## Directions for this task
The answer should be each line of the records that contains the word "JSON"; please copy them all.

[Saved entries]
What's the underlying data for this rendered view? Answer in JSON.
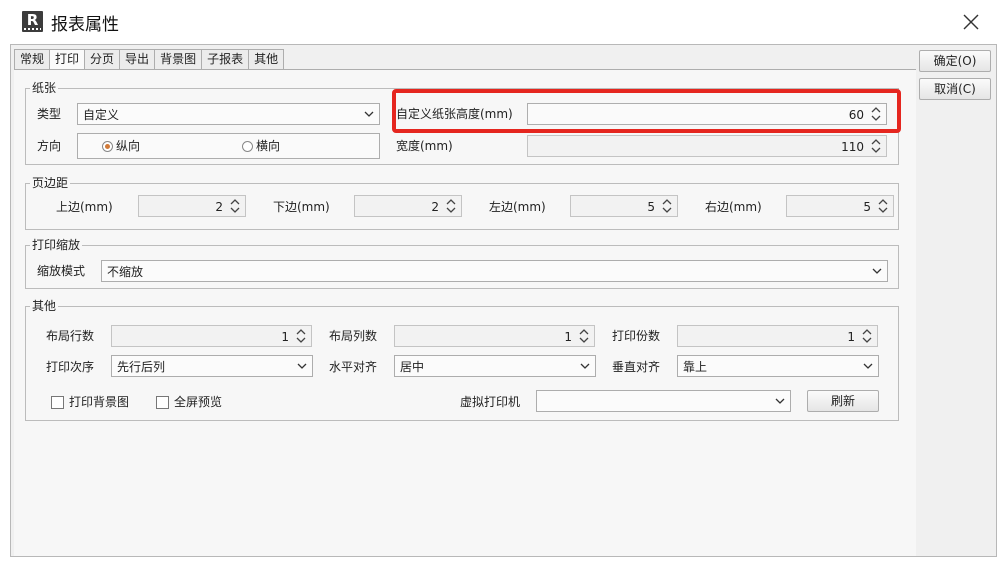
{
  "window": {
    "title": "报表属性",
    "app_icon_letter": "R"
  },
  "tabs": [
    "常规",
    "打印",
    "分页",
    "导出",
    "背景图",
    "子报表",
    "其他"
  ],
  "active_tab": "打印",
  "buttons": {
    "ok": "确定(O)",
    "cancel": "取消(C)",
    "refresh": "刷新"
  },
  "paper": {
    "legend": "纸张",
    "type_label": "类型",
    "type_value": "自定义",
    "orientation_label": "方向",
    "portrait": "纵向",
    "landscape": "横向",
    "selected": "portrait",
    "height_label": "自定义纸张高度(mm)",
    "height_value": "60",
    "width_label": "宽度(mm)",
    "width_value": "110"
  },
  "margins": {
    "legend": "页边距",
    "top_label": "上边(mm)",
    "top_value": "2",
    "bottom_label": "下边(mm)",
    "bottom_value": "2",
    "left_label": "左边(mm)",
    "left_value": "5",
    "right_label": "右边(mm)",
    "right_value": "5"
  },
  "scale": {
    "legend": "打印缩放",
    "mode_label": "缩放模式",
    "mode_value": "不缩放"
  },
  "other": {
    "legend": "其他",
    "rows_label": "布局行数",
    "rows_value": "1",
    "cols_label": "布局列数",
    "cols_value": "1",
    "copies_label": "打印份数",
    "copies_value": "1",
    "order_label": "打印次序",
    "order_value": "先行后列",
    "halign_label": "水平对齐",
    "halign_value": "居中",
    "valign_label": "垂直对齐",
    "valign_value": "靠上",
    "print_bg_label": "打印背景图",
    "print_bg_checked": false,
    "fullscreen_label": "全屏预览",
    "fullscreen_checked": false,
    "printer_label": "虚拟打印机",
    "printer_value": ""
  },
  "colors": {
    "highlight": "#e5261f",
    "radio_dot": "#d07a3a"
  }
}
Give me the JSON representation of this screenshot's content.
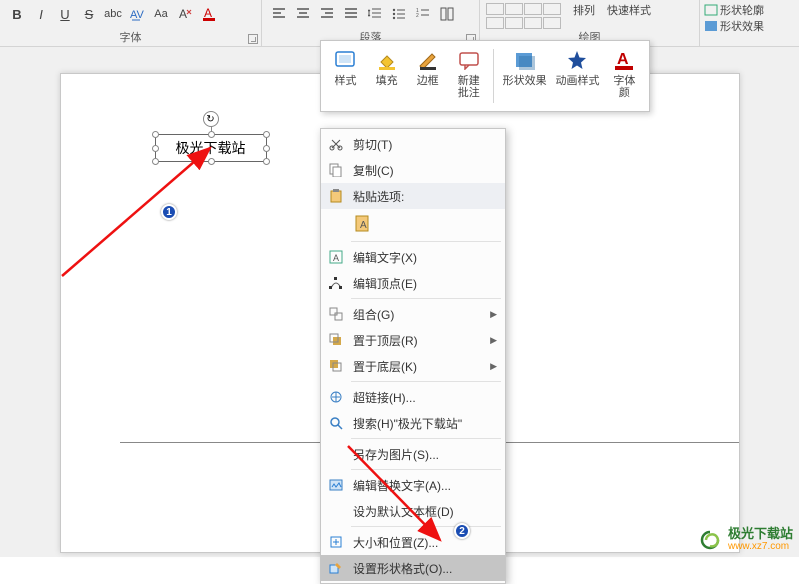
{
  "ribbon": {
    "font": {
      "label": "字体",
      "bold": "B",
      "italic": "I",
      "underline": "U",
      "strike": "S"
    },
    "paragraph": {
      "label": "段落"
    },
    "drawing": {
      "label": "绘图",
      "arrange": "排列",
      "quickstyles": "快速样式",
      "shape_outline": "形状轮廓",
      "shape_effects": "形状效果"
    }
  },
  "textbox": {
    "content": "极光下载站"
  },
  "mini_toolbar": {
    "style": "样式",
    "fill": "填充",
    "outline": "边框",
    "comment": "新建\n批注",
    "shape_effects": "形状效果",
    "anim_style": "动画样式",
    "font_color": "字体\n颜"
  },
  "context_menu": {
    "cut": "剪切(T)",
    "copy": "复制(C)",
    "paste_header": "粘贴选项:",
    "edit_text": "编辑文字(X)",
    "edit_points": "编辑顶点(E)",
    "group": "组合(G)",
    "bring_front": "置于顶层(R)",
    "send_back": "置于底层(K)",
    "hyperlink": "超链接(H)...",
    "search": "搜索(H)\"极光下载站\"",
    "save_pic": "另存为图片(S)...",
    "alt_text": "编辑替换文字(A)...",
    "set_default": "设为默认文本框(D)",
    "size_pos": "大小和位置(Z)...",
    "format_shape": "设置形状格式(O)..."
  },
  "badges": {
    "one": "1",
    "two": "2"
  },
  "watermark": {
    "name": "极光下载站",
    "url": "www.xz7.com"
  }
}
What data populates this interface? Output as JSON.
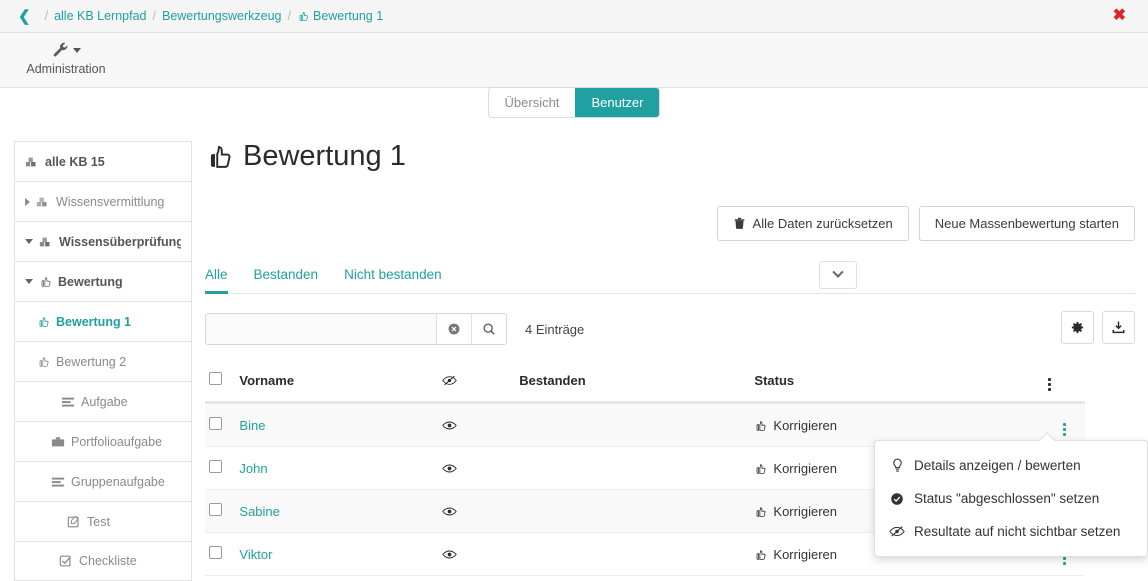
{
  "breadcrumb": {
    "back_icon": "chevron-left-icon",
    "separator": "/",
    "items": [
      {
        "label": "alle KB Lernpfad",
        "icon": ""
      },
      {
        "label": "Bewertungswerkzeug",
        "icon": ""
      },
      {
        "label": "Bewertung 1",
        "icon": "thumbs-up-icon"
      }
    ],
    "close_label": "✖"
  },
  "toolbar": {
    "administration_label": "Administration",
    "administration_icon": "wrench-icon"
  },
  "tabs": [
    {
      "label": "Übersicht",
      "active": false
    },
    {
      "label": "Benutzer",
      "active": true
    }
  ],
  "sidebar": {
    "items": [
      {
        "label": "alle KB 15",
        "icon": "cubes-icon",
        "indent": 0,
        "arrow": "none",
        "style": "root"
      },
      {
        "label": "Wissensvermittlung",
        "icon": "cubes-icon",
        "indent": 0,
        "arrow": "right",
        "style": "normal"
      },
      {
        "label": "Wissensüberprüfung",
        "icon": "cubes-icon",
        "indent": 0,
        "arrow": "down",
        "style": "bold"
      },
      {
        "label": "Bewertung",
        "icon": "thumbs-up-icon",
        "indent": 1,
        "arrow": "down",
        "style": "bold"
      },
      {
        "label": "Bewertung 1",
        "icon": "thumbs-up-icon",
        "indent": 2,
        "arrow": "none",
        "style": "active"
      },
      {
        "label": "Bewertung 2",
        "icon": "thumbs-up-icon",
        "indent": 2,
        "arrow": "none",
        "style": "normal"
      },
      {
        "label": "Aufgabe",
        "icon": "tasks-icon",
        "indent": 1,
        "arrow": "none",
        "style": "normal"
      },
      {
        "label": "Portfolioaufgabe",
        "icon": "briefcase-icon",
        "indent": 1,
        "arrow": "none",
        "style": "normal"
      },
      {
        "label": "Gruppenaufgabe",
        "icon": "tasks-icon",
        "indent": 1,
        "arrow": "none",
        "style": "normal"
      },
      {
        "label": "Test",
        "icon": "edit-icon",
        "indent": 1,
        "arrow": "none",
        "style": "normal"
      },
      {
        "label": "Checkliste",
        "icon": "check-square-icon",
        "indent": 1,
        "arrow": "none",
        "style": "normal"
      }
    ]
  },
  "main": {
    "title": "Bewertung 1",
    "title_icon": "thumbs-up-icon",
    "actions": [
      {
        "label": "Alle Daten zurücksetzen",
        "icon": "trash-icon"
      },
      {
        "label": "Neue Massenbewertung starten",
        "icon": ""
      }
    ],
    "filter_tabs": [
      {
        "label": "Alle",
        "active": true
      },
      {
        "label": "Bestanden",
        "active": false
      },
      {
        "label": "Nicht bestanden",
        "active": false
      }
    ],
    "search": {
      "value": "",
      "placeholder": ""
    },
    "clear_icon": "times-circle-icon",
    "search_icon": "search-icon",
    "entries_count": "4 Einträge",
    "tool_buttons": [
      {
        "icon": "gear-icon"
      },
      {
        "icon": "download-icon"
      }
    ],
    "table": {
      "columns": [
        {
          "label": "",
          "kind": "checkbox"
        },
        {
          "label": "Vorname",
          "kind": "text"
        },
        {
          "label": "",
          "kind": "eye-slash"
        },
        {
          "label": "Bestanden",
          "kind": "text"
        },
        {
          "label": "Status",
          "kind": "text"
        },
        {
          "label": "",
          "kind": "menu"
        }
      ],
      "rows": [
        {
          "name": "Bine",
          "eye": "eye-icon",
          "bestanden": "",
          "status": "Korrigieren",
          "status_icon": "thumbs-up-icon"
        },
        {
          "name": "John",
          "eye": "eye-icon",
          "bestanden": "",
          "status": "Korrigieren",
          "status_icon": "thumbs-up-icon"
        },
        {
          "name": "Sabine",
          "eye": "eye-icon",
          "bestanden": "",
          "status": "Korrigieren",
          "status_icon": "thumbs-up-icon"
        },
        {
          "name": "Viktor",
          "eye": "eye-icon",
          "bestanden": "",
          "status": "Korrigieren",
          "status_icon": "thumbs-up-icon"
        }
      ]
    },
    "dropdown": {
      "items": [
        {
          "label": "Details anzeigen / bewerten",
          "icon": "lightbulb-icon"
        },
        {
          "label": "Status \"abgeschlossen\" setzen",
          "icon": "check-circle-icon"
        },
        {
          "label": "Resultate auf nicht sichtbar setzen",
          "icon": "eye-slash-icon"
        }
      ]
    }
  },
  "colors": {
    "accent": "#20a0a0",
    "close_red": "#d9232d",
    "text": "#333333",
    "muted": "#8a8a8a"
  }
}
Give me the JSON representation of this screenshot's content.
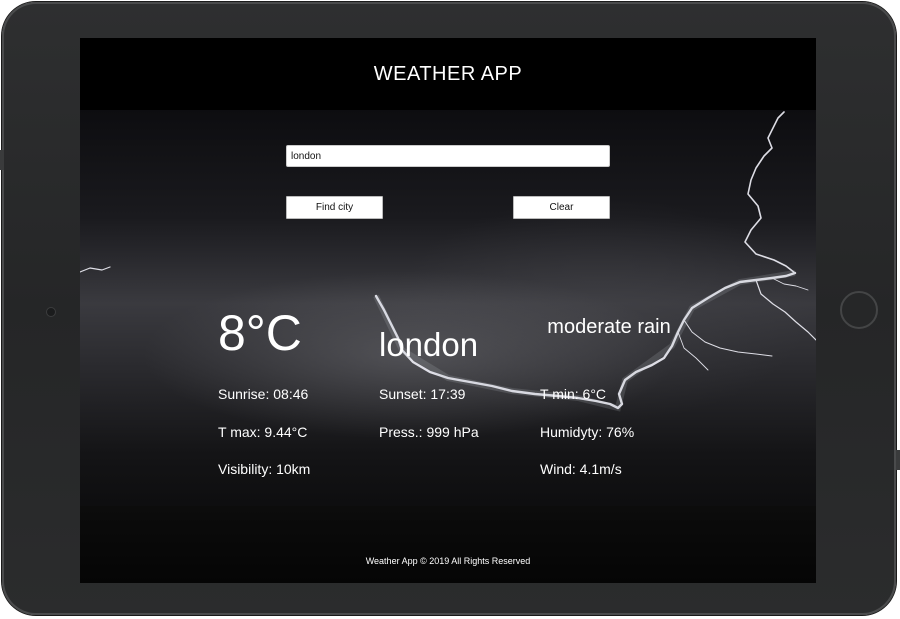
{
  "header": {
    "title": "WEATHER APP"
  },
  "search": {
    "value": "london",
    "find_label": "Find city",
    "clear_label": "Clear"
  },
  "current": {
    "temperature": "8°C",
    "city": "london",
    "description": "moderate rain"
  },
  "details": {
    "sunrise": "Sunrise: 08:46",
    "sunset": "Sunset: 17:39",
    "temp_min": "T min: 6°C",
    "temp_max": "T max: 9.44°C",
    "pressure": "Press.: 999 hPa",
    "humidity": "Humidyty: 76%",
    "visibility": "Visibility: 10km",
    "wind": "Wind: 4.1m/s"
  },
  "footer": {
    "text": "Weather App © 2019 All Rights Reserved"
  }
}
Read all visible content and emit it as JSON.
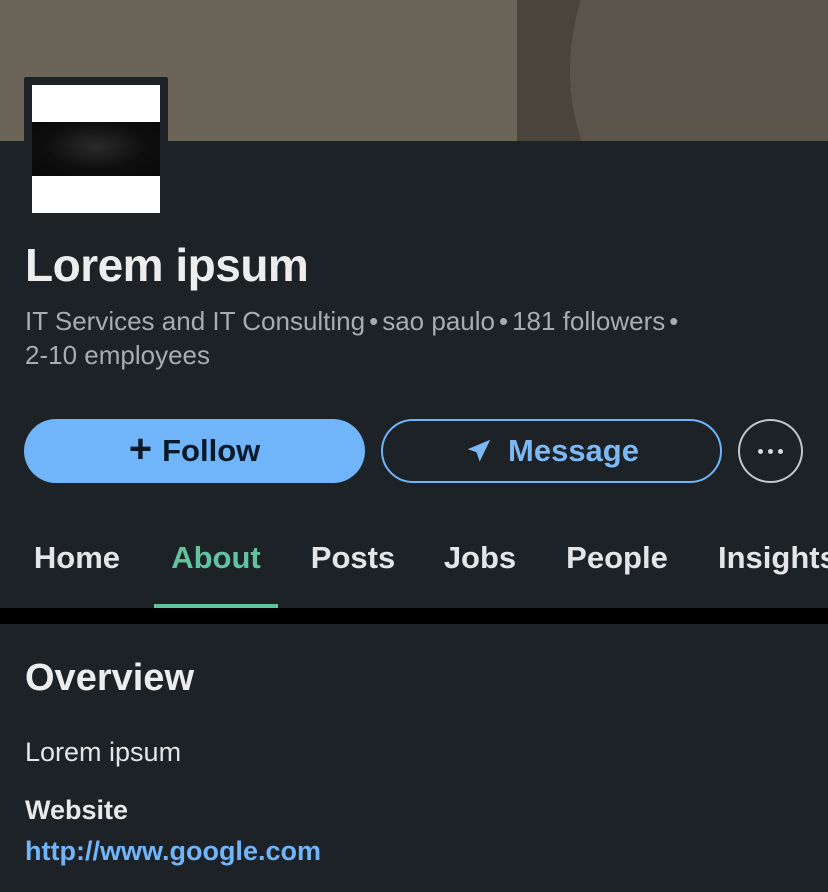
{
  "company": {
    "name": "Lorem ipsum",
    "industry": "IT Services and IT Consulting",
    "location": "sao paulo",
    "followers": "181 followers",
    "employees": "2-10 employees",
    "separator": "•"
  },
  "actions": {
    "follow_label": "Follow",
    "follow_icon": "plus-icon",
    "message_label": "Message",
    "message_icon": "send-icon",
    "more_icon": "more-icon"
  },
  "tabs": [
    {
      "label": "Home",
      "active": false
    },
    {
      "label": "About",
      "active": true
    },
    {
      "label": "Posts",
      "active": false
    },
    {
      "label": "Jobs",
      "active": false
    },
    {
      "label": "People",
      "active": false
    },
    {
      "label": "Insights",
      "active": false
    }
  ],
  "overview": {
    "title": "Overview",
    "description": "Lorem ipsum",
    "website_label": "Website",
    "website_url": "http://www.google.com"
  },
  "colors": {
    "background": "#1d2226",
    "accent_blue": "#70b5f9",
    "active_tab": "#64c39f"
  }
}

## Response below
What's the underlying data for this rendered view? Answer in JSON.
Give me the JSON representation of this screenshot's content.
What data populates this interface? Output as JSON.
Give me the JSON representation of this screenshot's content.
Read all visible content and emit it as JSON.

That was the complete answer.